WHAT YOU SHOULD DO ▸
A word-for-word restatement of the whole listing is the expected answer.

RECORDED DATA ▸
'''

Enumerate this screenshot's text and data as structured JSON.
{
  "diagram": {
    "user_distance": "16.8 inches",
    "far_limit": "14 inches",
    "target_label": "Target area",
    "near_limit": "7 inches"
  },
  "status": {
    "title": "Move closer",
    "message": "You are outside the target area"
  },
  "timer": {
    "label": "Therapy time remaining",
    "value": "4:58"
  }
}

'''

EXERCISE SOLUTION ▸
Enumerate this screenshot's text and data as structured JSON.
{
  "diagram": {
    "user_distance": "16.8 inches",
    "far_limit": "14 inches",
    "target_label": "Target area",
    "near_limit": "7 inches"
  },
  "status": {
    "title": "Move closer",
    "message": "You are outside the target area"
  },
  "timer": {
    "label": "Therapy time remaining",
    "value": "4:58"
  }
}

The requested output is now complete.